In 1993, the Joint City-County Board of Tax Assessors ("the Tax Assessors") assigned values to property in Fulton County, Georgia, based upon a method of valuation which embraces location as a primary element of value. Specifically, the Tax Assessors divided the county into 900 tax districts, segregating areas based upon "natural boundary lines" as well as "economic boundaries," i.e., borders drawn via contrasting areas with significant differences between the average sales price of realty. The value of any parcel was then calculated based, in large part, on the average value of land (per square foot) in the parcel's district. This method of mass-appraisal was employed in arriving at an assessed value for Caroline Y. Bethea's residential parcel.
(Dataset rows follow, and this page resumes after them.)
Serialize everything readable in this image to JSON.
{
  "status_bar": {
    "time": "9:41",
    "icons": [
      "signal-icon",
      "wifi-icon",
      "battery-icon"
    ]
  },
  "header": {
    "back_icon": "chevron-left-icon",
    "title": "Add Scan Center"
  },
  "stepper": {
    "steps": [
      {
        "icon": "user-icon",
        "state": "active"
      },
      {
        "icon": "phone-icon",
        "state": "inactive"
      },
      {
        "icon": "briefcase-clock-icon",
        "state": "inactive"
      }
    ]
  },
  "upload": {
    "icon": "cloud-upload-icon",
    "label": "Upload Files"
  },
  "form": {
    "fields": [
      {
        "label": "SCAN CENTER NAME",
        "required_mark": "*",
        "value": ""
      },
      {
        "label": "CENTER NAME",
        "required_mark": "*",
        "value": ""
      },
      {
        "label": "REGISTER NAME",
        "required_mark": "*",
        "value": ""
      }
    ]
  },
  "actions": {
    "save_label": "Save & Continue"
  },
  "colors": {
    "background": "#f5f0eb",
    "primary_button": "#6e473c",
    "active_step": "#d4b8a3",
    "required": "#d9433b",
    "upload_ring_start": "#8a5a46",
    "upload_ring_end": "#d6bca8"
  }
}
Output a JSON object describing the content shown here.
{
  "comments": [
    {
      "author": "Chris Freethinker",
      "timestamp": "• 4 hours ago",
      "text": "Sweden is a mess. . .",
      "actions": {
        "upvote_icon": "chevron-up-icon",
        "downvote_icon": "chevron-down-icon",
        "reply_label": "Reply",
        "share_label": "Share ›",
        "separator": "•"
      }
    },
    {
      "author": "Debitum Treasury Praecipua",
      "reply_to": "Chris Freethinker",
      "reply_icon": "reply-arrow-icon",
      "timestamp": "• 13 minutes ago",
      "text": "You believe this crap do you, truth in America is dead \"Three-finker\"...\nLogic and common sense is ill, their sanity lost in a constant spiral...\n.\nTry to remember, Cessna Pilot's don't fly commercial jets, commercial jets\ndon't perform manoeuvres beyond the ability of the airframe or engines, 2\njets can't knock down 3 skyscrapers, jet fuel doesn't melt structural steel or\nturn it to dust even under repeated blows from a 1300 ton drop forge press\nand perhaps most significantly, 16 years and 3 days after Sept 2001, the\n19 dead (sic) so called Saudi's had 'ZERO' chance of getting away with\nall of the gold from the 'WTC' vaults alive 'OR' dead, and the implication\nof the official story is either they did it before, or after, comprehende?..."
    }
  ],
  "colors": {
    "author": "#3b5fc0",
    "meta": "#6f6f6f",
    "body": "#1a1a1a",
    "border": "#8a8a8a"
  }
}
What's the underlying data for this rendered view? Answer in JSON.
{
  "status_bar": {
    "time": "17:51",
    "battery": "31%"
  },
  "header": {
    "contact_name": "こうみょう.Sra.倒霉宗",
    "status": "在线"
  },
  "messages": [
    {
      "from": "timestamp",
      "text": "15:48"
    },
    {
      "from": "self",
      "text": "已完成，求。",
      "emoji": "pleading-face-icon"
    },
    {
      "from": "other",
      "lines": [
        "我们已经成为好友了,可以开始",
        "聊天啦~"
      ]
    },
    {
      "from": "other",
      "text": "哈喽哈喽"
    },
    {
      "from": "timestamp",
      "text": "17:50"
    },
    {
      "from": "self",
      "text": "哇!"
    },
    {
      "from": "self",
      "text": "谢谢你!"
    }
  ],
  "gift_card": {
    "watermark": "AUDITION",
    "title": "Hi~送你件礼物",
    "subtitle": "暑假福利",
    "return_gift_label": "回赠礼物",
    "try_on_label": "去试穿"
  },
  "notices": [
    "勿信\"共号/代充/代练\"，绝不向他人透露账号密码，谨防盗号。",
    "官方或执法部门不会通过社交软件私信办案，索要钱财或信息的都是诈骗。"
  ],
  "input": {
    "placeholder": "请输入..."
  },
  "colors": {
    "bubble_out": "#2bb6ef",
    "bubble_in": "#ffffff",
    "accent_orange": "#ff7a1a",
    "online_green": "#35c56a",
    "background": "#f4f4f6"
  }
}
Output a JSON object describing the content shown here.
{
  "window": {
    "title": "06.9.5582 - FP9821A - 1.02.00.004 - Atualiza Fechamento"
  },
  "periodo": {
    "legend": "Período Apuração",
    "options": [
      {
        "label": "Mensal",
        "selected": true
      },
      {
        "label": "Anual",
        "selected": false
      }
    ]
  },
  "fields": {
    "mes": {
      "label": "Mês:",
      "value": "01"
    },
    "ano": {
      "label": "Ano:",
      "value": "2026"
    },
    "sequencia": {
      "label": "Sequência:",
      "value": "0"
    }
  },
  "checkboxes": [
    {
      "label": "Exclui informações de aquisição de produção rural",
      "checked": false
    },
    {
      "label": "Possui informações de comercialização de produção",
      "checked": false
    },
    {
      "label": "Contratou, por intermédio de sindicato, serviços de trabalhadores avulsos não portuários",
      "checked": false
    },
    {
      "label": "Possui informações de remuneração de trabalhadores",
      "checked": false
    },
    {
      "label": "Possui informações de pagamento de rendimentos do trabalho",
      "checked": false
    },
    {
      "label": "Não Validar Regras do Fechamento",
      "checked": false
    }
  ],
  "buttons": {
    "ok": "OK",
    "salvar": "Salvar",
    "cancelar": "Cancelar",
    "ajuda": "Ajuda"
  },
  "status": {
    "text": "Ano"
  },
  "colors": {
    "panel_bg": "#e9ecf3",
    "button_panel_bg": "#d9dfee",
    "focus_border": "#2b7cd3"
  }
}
Upon appeal, however, the Board of Equalization reduced the Tax Assessors' appraisal of Bethea's property by slightly over $78,000. Bethea then sought review before the superior court, claiming that the "[f]air market value of the property is less than that set by the Board of Equalization [and that the] valuation of the property is not uniform or equalized with similar properties."
After a bench trial, the superior court further reduced Bethea's ad valorem tax assessment by slightly over $37,000, but rejected Bethea's claim that "[t]he valuation of [her] property is not uniform or equalized with similar properties." This appeal followed. Held:
1. Bethea contends the trial court erred in finding that her property was equalized with similar property in other tax districts. Bethea reasons that "[t]o determine whether a particular piece of property, or properties similarly situated, have been taxed uniformly one must and should look to similar parcels within the territory[,] i.e., Fulton County, and determine whether the valuations are the same." This argument is without merit.
In Thomas County Bd. of Tax Assessors v. Balfour Land Co., 214 Ga. App. 181 (446 SE2d 745)
, this Court approved the county tax assessors' method of dividing the county into zones so as to realistically include location as a factor of value. The basis of this holding was evidence indicating that the zones were not "arbitrarily fixed, but were drawn from a detailed analysis of property sales throughout the county." Id. at 182. In the case sub judice, the Tax Assessors not only demonstrated that Fulton County's tax districts are based upon a detailed analysis of property sales throughout the county, but that the average sales price of property in Bethea's tax district is conspicuously greater than the average sales price of property in an adjoining tax district, which is considered by locals to be part of the same urban neighborhood. Under these circumstances, we cannot say the trial court erred in rejecting Bethea's claim that "[t]he valuation of [her] property is not uniform or equalized with similar properties."
2. In light of our holding in Division 1, it is unnecessary to consider Bethea's second enumeration of error.
Stefani R. Lacour, Monica E. Ewing, for appellee.